Based in Sydney, Australia, Foundry is a blog by Rebecca Thao. Her posts explore modern architecture through photos and quotes by influential architects, engineers, and artists.

Different does not equal less

Different does not equal less

hi mama,

It is hard to believe how far you’ve come.

This time last year you would never have imagined the amount of loss and hurt you would have to, and could be able, to take.

There were the dark days when you felt like running.

The times when you wasn’t sure how you were still left standing and the times you had the urge to throw your head against a wall.  It was in those moments, when you became silent and solitary, whilst the chaos still continued to spin around you.  

You gave up and that was what frightened you the most.

You were the mama that close friends and family felt would be close to breaking down. They told you to give it up and let someone in. Try to make time for yourself - but you were locked in a mental prison and your only task was survival. You were putting out so many fires that it was impossible to see the cinders you had become. You admitted you didn’t even like yourself anymore, how could you expect anyone else to?

It wasn’t the way you planned it. The way you expected your family unit to be.

You wanted to be that family.

That family with a mummy and a nice daddy who shared the workload. The daddy who would be bathing the kids and tucking them in with a bedtime story whilst you had some well needed pamper time.

Then you would jet away on fun-packed family holidays with an abundance of sunny shots to return with.

Instead you had a child with an additional need and a choice to make whether your children or your husband’s needs came first.  You could not referee anymore.

You didn’t have a chance to grieve over your lost freedom as you were catapulted into crisis simultaneously.

Your child had a disability that was invisible to everyone around you, but which you lived and breathed every day and that you were forced to believe you were the cause of.

A child whose condition controlled them so badly that daily tasks of using the toilet, eating and drinking had shut down.  You became her carer instead of just being her mama.
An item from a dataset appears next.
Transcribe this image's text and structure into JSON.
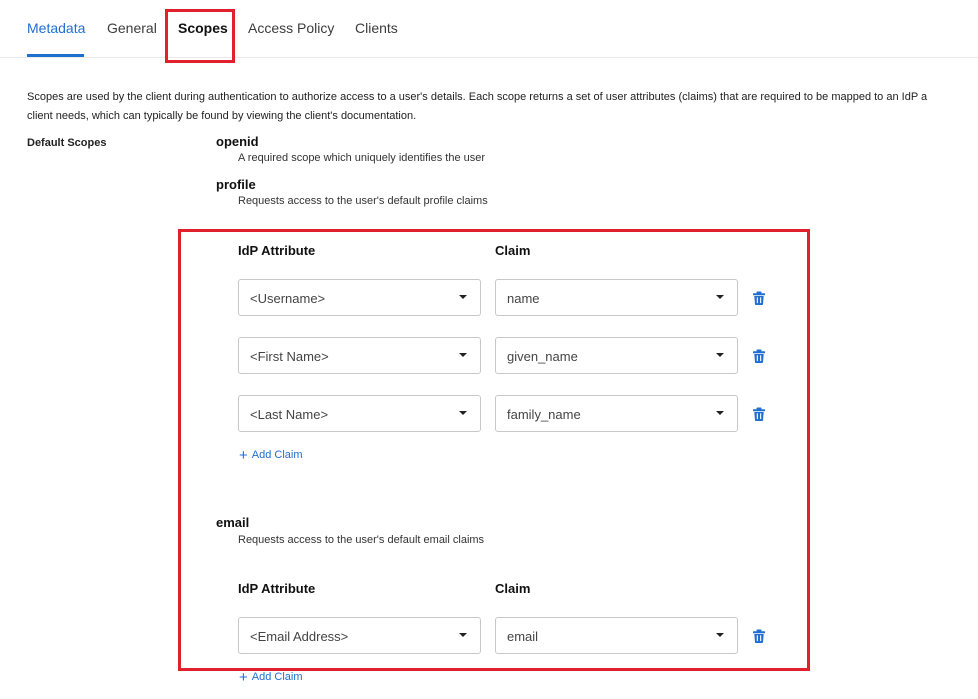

A baby, who was still five years old as she told you she hated her brain.

Your infant began a trail of self-destruction and violently attacked everyone around her.  Then she turned it on herself. How could you watch her self-harm and attempt to take her own life?

You had no choice but to take her to hospital and get her admitted.
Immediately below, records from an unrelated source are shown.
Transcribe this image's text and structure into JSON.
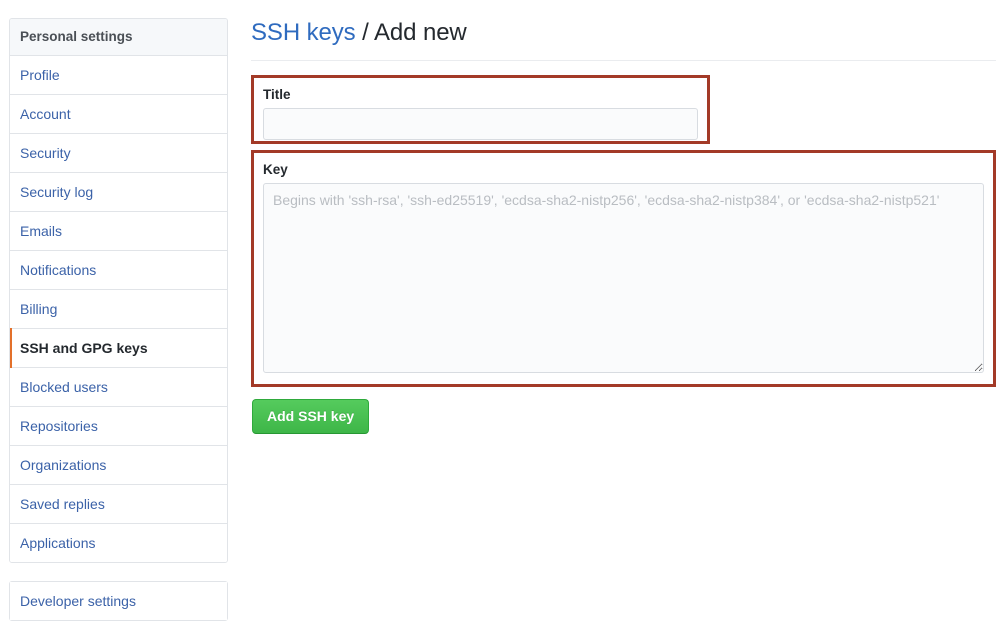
{
  "sidebar": {
    "header": "Personal settings",
    "items": [
      {
        "label": "Profile",
        "selected": false
      },
      {
        "label": "Account",
        "selected": false
      },
      {
        "label": "Security",
        "selected": false
      },
      {
        "label": "Security log",
        "selected": false
      },
      {
        "label": "Emails",
        "selected": false
      },
      {
        "label": "Notifications",
        "selected": false
      },
      {
        "label": "Billing",
        "selected": false
      },
      {
        "label": "SSH and GPG keys",
        "selected": true
      },
      {
        "label": "Blocked users",
        "selected": false
      },
      {
        "label": "Repositories",
        "selected": false
      },
      {
        "label": "Organizations",
        "selected": false
      },
      {
        "label": "Saved replies",
        "selected": false
      },
      {
        "label": "Applications",
        "selected": false
      }
    ],
    "footer_item": "Developer settings"
  },
  "main": {
    "title_link": "SSH keys",
    "title_separator": " / ",
    "title_current": "Add new",
    "title_label": "Title",
    "title_value": "",
    "title_placeholder": "",
    "key_label": "Key",
    "key_value": "",
    "key_placeholder": "Begins with 'ssh-rsa', 'ssh-ed25519', 'ecdsa-sha2-nistp256', 'ecdsa-sha2-nistp384', or 'ecdsa-sha2-nistp521'",
    "submit_label": "Add SSH key"
  },
  "colors": {
    "link_blue": "#3b62a8",
    "title_link_blue": "#2f6bbf",
    "highlight_red": "#a33a27",
    "selected_orange": "#e3702a",
    "button_green": "#44c051",
    "header_gray": "#f6f8fa",
    "border_gray": "#e1e4e8"
  }
}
Sat, with your precious baby cradled on your lap, as you admitted to the world you could cope no more. 

Don’t feel guilty for not knowing how to deal with it. Remember, she finally was in safe hands. As you wept hot tears, it was a relief to share this burden. You have never been as frightened in your life as you were then, desperate, clawing on as you prayed they would not take her from you.  

Why did she want to kill herself? It was like a narrative in a soap opera - it wasn’t supposed to be your life. If only someone would’ve listened earlier, could’ve offered us some support, we could have avoided it all.
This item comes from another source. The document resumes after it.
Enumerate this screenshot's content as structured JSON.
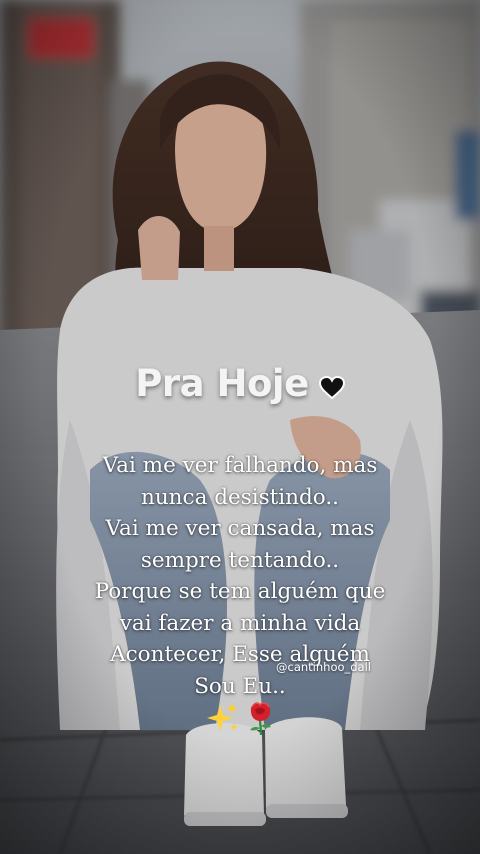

Then the effect the stress had on your marriage. You lost the partner, the soul-mate, the person you wanted most to hold your hand.  

As you crumbled you realised you were the foundations - the fortress that held it altogether.

And then came the system that tried it’s best to beat you.

The day you found out they had discarded your child from school and you were trapped in shock. You were fortunate to have a friend there who laid her mothering hands on your shoulders and told you to breathe.  

Your worst fears had become a living nightmare. 

But you should be proud, warrior mama, as you found the strength to fight back.

The day of the trial was the turning point. You sat in a room and all around you were people who were finally listening.

And you won. 

Yes, you won, for your baby who didn’t choose to be this way. You bravely told the world about the discrimination both you and her had to face. And in doing so, you stood up to a system who were letting down other vulnerable children.

It was rested on your shoulders to re-start the journey of getting her to like herself again.

That was no easy feat. And you ignited that start off, with the dedication that comes with unconditional love.

You are a good mama. You don’t always feel like it when you lose control.

Now you are supporting other parents at the start of their journey, sharing the knowledge you’ve gained from being on a path that took you off course. And you are beginning to build those baby steps and creating a family unit that isn’t how you planned it, but it’s ok, different does not equal less.

You are not rejected from the life you had; you are being re-directed to something better.

Keep going mama.

Have faith in the power you have to keep on steering your ship’s wheel.

It will continue to get you where you want to be.

Trust, mama, just trust.

Read Danielle's blog over on her website,  PDA Parenting .  Think another mama could benefit from reading this letter? Share by clicking on the social icons below...

Read Danielle's blog over on her website, PDA Parenting.

Think another mama could benefit from reading this letter? Share by clicking on the social icons below...

Deep breaths mama, you've got this!

Deep breaths mama, you've got this!

You speak her name, often and loud

You speak her name, often and loud